The southern border west of Lake of the Woods to the Rocky Mountains was the drainage divide between the Mississippi and Saskatchewan watersheds until the London Convention of 1818 substituted the 49th Parallel.

When granted the English Royal Charter in 1670 by King Charles II of England, the Hudson’s Bay Company, under the governorship of the king's cousin Prince Rupert of the Rhine, was granted “the sole Trade and Commerce of all those Seas, Streights, Bays, Rivers, Lakes, Creeks, and Sounds, in whatsoever Latitude they shall be, that lie within the entrance of the Streights commonly called Hudson's Streights, together with all the Lands, Countries and Territories, upon the Coasts and Confines of the Seas, Streights, Bays, Lakes, Rivers, Creeks and Sounds, aforesaid, which are not now actually possessed by any of our Subjects, or by the Subjects of any other Christian Prince or State [sic]”, “and that the said Land be from henceforth reckoned and reputed as one of our Plantations or Colonies in America, called Rupert's Land ” 

The Royal Charter made the “Governor and Company …, and their Successors, the true and absolute Lords and Proprietors, of the same Territory, Limits and Places aforesaid, and of all other the Premisses ,” and granted them the authority “to erect and build such Castles, Fortifications, Forts, Garrisons, Colonies or Plantations, Towns or Villages, in any Parts or Places within the Limits and Bounds granted before in these Presents, unto the said Governor and Company, as they in their Discretion shall think fit and requisite.

royal charter is a formal document issued by a monarch as letters patent, granting a right or power to an individual or a body corporate.
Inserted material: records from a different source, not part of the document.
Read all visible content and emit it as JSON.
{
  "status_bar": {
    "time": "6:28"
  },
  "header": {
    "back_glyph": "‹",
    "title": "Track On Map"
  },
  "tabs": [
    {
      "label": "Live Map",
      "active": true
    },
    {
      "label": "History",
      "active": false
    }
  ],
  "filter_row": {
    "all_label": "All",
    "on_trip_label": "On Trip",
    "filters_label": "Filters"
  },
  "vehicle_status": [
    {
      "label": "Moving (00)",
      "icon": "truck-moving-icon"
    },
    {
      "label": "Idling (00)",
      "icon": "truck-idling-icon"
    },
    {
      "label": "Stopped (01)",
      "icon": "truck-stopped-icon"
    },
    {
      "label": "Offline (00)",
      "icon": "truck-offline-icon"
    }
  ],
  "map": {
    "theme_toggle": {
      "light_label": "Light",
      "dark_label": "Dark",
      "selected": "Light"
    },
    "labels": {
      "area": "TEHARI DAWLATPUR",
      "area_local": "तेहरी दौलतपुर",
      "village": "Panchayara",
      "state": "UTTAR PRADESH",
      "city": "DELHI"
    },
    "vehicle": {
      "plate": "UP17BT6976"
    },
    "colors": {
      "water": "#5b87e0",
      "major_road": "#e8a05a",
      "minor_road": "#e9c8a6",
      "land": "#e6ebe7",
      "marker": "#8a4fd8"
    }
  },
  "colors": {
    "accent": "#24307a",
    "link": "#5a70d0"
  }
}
They were, and are still, used to establish significant organisations such as cities (with municipal charters) or universities and learned societies. Charters should be distinguished from warrants and letters of appointment, as they have perpetual effect. Typically, a Royal Charter is produced as a high-quality work of calligraphy on vellum. The British monarchy has issued over 980 royal charters. Of these about 750 remain in existence.